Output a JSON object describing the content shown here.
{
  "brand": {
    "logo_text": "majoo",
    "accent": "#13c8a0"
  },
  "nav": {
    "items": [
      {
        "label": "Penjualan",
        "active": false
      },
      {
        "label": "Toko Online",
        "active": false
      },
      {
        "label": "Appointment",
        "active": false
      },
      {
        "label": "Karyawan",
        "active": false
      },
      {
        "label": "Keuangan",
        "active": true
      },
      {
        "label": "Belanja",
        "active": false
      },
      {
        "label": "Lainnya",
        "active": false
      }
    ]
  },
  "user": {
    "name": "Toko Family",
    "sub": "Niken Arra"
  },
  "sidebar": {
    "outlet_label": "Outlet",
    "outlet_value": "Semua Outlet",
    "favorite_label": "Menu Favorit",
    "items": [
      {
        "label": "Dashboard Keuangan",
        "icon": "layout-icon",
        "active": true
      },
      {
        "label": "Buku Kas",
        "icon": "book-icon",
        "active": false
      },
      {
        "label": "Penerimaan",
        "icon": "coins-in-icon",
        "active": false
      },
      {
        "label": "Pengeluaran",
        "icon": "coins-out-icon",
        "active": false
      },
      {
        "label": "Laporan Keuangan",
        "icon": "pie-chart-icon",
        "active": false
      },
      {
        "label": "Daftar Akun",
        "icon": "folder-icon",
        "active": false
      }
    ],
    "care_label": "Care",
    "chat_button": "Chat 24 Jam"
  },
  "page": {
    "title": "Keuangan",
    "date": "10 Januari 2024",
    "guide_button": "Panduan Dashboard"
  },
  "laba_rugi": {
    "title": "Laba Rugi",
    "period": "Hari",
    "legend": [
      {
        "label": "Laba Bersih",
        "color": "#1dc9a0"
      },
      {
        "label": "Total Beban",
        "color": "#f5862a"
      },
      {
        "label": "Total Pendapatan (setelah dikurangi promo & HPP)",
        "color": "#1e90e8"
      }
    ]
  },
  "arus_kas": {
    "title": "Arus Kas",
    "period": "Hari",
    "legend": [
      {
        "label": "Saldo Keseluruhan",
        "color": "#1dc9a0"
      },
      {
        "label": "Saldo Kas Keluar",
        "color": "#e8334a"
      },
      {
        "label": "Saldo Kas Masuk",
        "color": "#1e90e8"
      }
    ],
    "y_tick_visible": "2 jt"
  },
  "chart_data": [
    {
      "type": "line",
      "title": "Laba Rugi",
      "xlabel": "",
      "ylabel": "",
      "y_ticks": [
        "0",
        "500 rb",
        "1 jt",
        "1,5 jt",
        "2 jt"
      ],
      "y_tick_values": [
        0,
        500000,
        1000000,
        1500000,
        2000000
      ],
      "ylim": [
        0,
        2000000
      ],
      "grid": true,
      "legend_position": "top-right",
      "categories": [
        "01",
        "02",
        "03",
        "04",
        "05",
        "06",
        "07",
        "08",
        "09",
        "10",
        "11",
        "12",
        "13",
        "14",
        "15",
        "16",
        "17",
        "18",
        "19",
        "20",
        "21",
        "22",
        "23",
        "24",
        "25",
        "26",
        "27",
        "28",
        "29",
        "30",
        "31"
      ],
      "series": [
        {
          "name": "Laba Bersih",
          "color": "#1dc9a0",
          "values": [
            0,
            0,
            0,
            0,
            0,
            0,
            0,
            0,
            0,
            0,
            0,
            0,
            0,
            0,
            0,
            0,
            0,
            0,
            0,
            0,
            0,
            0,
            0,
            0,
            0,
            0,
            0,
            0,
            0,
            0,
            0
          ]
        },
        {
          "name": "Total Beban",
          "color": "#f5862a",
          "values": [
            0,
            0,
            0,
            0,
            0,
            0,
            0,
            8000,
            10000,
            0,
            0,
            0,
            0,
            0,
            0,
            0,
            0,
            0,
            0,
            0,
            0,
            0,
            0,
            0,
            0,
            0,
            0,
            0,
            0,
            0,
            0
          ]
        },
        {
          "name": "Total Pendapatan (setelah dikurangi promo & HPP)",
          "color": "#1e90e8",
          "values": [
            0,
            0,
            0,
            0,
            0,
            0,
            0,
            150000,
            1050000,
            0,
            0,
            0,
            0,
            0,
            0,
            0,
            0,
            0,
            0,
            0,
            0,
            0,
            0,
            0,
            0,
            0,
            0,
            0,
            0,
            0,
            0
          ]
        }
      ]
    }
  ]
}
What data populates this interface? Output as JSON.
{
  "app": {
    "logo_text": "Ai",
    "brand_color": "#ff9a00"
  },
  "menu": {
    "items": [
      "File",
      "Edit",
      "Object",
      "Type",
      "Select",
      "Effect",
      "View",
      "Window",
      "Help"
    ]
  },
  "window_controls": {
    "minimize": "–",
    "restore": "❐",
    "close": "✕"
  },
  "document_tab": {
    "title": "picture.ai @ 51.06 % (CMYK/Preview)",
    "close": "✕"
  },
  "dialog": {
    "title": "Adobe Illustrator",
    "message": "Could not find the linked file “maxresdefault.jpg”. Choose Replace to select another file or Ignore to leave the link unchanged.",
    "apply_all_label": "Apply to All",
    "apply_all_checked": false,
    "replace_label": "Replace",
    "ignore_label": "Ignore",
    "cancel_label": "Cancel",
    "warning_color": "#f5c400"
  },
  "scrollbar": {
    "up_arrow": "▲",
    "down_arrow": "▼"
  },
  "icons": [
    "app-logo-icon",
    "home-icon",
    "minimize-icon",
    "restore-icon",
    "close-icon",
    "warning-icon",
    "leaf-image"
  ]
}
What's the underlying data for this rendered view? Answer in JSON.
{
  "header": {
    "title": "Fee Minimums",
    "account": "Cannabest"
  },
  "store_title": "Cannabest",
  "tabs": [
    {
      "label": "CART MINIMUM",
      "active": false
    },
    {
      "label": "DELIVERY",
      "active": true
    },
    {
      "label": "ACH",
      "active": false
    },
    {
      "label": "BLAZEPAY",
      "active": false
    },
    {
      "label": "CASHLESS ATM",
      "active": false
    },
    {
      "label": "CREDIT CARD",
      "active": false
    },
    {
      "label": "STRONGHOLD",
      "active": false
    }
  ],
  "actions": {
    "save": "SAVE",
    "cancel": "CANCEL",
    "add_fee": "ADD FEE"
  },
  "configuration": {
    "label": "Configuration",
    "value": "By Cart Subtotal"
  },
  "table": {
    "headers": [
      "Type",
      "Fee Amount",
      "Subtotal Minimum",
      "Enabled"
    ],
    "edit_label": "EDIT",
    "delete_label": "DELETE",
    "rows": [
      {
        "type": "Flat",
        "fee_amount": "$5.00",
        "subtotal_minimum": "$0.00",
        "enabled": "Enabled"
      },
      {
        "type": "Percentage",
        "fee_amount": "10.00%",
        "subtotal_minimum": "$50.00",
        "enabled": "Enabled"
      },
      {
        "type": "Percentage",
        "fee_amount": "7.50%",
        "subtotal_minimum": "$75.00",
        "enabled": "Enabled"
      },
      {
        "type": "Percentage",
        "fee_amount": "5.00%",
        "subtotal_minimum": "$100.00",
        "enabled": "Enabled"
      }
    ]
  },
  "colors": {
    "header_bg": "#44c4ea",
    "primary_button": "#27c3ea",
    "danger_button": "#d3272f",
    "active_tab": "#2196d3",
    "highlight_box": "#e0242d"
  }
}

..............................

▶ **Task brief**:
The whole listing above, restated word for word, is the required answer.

▶ **Result**:
Output a JSON object describing the content shown here.
{
  "brand": {
    "logo_text": "majoo",
    "accent": "#13c8a0"
  },
  "nav": {
    "items": [
      {
        "label": "Penjualan",
        "active": false
      },
      {
        "label": "Toko Online",
        "active": false
      },
      {
        "label": "Appointment",
        "active": false
      },
      {
        "label": "Karyawan",
        "active": false
      },
      {
        "label": "Keuangan",
        "active": true
      },
      {
        "label": "Belanja",
        "active": false
      },
      {
        "label": "Lainnya",
        "active": false
      }
    ]
  },
  "user": {
    "name": "Toko Family",
    "sub": "Niken Arra"
  },
  "sidebar": {
    "outlet_label": "Outlet",
    "outlet_value": "Semua Outlet",
    "favorite_label": "Menu Favorit",
    "items": [
      {
        "label": "Dashboard Keuangan",
        "icon": "layout-icon",
        "active": true
      },
      {
        "label": "Buku Kas",
        "icon": "book-icon",
        "active": false
      },
      {
        "label": "Penerimaan",
        "icon": "coins-in-icon",
        "active": false
      },
      {
        "label": "Pengeluaran",
        "icon": "coins-out-icon",
        "active": false
      },
      {
        "label": "Laporan Keuangan",
        "icon": "pie-chart-icon",
        "active": false
      },
      {
        "label": "Daftar Akun",
        "icon": "folder-icon",
        "active": false
      }
    ],
    "care_label": "Care",
    "chat_button": "Chat 24 Jam"
  },
  "page": {
    "title": "Keuangan",
    "date": "10 Januari 2024",
    "guide_button": "Panduan Dashboard"
  },
  "laba_rugi": {
    "title": "Laba Rugi",
    "period": "Hari",
    "legend": [
      {
        "label": "Laba Bersih",
        "color": "#1dc9a0"
      },
      {
        "label": "Total Beban",
        "color": "#f5862a"
      },
      {
        "label": "Total Pendapatan (setelah dikurangi promo & HPP)",
        "color": "#1e90e8"
      }
    ]
  },
  "arus_kas": {
    "title": "Arus Kas",
    "period": "Hari",
    "legend": [
      {
        "label": "Saldo Keseluruhan",
        "color": "#1dc9a0"
      },
      {
        "label": "Saldo Kas Keluar",
        "color": "#e8334a"
      },
      {
        "label": "Saldo Kas Masuk",
        "color": "#1e90e8"
      }
    ],
    "y_tick_visible": "2 jt"
  },
  "chart_data": [
    {
      "type": "line",
      "title": "Laba Rugi",
      "xlabel": "",
      "ylabel": "",
      "y_ticks": [
        "0",
        "500 rb",
        "1 jt",
        "1,5 jt",
        "2 jt"
      ],
      "y_tick_values": [
        0,
        500000,
        1000000,
        1500000,
        2000000
      ],
      "ylim": [
        0,
        2000000
      ],
      "grid": true,
      "legend_position": "top-right",
      "categories": [
        "01",
        "02",
        "03",
        "04",
        "05",
        "06",
        "07",
        "08",
        "09",
        "10",
        "11",
        "12",
        "13",
        "14",
        "15",
        "16",
        "17",
        "18",
        "19",
        "20",
        "21",
        "22",
        "23",
        "24",
        "25",
        "26",
        "27",
        "28",
        "29",
        "30",
        "31"
      ],
      "series": [
        {
          "name": "Laba Bersih",
          "color": "#1dc9a0",
          "values": [
            0,
            0,
            0,
            0,
            0,
            0,
            0,
            0,
            0,
            0,
            0,
            0,
            0,
            0,
            0,
            0,
            0,
            0,
            0,
            0,
            0,
            0,
            0,
            0,
            0,
            0,
            0,
            0,
            0,
            0,
            0
          ]
        },
        {
          "name": "Total Beban",
          "color": "#f5862a",
          "values": [
            0,
            0,
            0,
            0,
            0,
            0,
            0,
            8000,
            10000,
            0,
            0,
            0,
            0,
            0,
            0,
            0,
            0,
            0,
            0,
            0,
            0,
            0,
            0,
            0,
            0,
            0,
            0,
            0,
            0,
            0,
            0
          ]
        },
        {
          "name": "Total Pendapatan (setelah dikurangi promo & HPP)",
          "color": "#1e90e8",
          "values": [
            0,
            0,
            0,
            0,
            0,
            0,
            0,
            150000,
            1050000,
            0,
            0,
            0,
            0,
            0,
            0,
            0,
            0,
            0,
            0,
            0,
            0,
            0,
            0,
            0,
            0,
            0,
            0,
            0,
            0,
            0,
            0
          ]
        }
      ]
    }
  ]
}
What data populates this interface? Output as JSON.
{
  "app": {
    "logo_text": "Ai",
    "brand_color": "#ff9a00"
  },
  "menu": {
    "items": [
      "File",
      "Edit",
      "Object",
      "Type",
      "Select",
      "Effect",
      "View",
      "Window",
      "Help"
    ]
  },
  "window_controls": {
    "minimize": "–",
    "restore": "❐",
    "close": "✕"
  },
  "document_tab": {
    "title": "picture.ai @ 51.06 % (CMYK/Preview)",
    "close": "✕"
  },
  "dialog": {
    "title": "Adobe Illustrator",
    "message": "Could not find the linked file “maxresdefault.jpg”. Choose Replace to select another file or Ignore to leave the link unchanged.",
    "apply_all_label": "Apply to All",
    "apply_all_checked": false,
    "replace_label": "Replace",
    "ignore_label": "Ignore",
    "cancel_label": "Cancel",
    "warning_color": "#f5c400"
  },
  "scrollbar": {
    "up_arrow": "▲",
    "down_arrow": "▼"
  },
  "icons": [
    "app-logo-icon",
    "home-icon",
    "minimize-icon",
    "restore-icon",
    "close-icon",
    "warning-icon",
    "leaf-image"
  ]
}
What's the underlying data for this rendered view? Answer in JSON.
{
  "header": {
    "title": "Fee Minimums",
    "account": "Cannabest"
  },
  "store_title": "Cannabest",
  "tabs": [
    {
      "label": "CART MINIMUM",
      "active": false
    },
    {
      "label": "DELIVERY",
      "active": true
    },
    {
      "label": "ACH",
      "active": false
    },
    {
      "label": "BLAZEPAY",
      "active": false
    },
    {
      "label": "CASHLESS ATM",
      "active": false
    },
    {
      "label": "CREDIT CARD",
      "active": false
    },
    {
      "label": "STRONGHOLD",
      "active": false
    }
  ],
  "actions": {
    "save": "SAVE",
    "cancel": "CANCEL",
    "add_fee": "ADD FEE"
  },
  "configuration": {
    "label": "Configuration",
    "value": "By Cart Subtotal"
  },
  "table": {
    "headers": [
      "Type",
      "Fee Amount",
      "Subtotal Minimum",
      "Enabled"
    ],
    "edit_label": "EDIT",
    "delete_label": "DELETE",
    "rows": [
      {
        "type": "Flat",
        "fee_amount": "$5.00",
        "subtotal_minimum": "$0.00",
        "enabled": "Enabled"
      },
      {
        "type": "Percentage",
        "fee_amount": "10.00%",
        "subtotal_minimum": "$50.00",
        "enabled": "Enabled"
      },
      {
        "type": "Percentage",
        "fee_amount": "7.50%",
        "subtotal_minimum": "$75.00",
        "enabled": "Enabled"
      },
      {
        "type": "Percentage",
        "fee_amount": "5.00%",
        "subtotal_minimum": "$100.00",
        "enabled": "Enabled"
      }
    ]
  },
  "colors": {
    "header_bg": "#44c4ea",
    "primary_button": "#27c3ea",
    "danger_button": "#d3272f",
    "active_tab": "#2196d3",
    "highlight_box": "#e0242d"
  }
}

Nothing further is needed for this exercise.